Selecting the Right Encoders
A useful starting point in selecting encoders is to decide between incremental and absolute encoders. Incremental encoders send a stream of signal pulses to the controller as the device's shaft rotates. The relationship between rotation speed and pulse rate is defined by the device's resolution, expressed as the number of pulses per rotation (PPR). Most incremental encoders also report the direction of rotation.

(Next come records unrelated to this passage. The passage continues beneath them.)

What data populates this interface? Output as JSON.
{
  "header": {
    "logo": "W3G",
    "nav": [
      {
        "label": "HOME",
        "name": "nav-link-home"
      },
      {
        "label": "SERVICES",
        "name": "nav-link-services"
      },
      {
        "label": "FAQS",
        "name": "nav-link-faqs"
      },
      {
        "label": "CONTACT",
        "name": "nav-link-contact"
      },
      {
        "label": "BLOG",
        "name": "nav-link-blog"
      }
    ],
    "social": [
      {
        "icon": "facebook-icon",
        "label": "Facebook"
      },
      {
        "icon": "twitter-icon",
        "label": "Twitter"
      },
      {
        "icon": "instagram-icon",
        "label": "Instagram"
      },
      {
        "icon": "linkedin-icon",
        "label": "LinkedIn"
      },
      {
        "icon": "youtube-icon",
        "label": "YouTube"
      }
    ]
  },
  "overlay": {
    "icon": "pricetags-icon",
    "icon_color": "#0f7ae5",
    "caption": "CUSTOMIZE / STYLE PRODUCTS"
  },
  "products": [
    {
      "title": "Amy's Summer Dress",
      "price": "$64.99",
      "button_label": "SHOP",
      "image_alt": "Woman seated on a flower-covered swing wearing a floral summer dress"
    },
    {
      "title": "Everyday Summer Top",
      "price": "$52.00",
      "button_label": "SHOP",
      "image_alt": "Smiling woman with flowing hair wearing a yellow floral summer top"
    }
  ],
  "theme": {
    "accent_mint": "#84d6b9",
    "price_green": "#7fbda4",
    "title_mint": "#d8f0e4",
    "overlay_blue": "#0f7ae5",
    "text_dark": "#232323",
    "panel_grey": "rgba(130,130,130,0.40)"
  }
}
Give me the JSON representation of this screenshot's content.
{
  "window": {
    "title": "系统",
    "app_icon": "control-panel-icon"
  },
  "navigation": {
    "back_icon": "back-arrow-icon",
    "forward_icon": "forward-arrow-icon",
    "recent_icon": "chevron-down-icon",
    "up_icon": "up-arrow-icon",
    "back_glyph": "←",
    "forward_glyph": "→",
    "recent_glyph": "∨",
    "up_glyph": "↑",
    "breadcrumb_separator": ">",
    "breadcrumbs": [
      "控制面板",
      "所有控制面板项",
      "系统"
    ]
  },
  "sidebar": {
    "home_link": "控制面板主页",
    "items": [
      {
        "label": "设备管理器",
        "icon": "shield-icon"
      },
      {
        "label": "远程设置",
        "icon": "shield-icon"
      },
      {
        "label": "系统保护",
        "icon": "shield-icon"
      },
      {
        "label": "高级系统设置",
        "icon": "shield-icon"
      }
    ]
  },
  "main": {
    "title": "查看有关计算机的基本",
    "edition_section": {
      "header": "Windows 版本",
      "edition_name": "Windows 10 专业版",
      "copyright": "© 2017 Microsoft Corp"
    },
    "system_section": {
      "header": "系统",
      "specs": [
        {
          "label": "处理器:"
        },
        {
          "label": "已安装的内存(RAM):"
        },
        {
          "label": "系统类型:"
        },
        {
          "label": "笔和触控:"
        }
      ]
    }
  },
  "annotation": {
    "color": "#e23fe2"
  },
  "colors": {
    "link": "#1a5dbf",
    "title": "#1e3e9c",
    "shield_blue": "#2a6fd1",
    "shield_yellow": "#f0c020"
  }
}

Incremental encoders are ideal for speed control of motors or other equipment since they provide a real-time reading of the rotation rate. Incremental encoders can be used for positioning tasks, with the control system keeping track of absolute position by counting the number of pulses sent by the encoder. However, when positioning systems are built around incremental encoders, this position count could be lost during a power failure or system shutdown. In this case, it may be necessary to return the machinery to a known reference position and restart the position count before operations can resume.
Absolute encoders provide a snapshot reading of the shaft's angle of rotation, usually as a multi-byte digital word, in response to a request from the system's controller. For multi-turn absolute encoders, the output combines the angle of rotation with a count of the number of complete rotations that the encoder shaft has experienced. Absolute encoders are ideal for positioning tasks, since most can report their complete absolute rotational position (including the number of complete turns) immediately on startup. This eliminates the position reset problem encountered with incremental encoders.
Incremental encoders transmit pulses typically using line drivers (RS-422) or push-pull outputs. Inverted signals and index pulses are also commonly used. A separate cable is required for each sensor.
Absolute encoders are available with a wide variety of interfaces, from analog, through SSI, to Fieldbus, and on to industrial Ethernet. Point-to-point wired setups (analog or SSI) can be useful in simple motion control systems; however, for complex, multi-axis machines, Fieldbus or industrial Ethernet connections that use a shared wiring backbone can result in much cleaner, less complex designs.
Fieldbus communications (e.g. CANopen, DeviceNet, ProfiBus) are well suited to standalone machines or small work cells. Industrial Ethernet (e.g. EtherNet/IP, EtherCAT, PROFI-NET, Powerlink) is becoming popular for larger systems with many devices working together. In some critical motion control systems, real-time signals and alarms are important. Some variants of industrial Ethernet (e.g. EtherCAT, PROFINET/RT) provide special communications protocols that guarantee priority delivery of critical alarm messages.
Some encoder manufacturers offer a wide range of mechanical configurations, allowing buyers to choose the device size, flange configuration, shaft configuration, housing materials, and connection type they need, without having to resort to special adaptors or couplers.
Machinery used in mill, factory, or outdoor settings may be exposed to dust and moisture. Food-handling or pharmaceutical equipment may require frequent washdowns with high-pressure water jets and aggressive cleaning solutions. The IP (ingress protection) rating system indicates the suitability of devices for environmental risks, as shown in the table below.
Modern rotary encoders are available with performance levels, communications interfaces, and mechanical features that can meet almost any requirement. Your challenge, as a buyer and user, is to understand your requirements clearly, while remaining open to the possibilities of using new technologies and features that can result in better-performing, more cost-effective solutions.
This article was written by Christian Fell of POSITAL-FRABA Inc., Hamilton, NJ. For more information, visit here.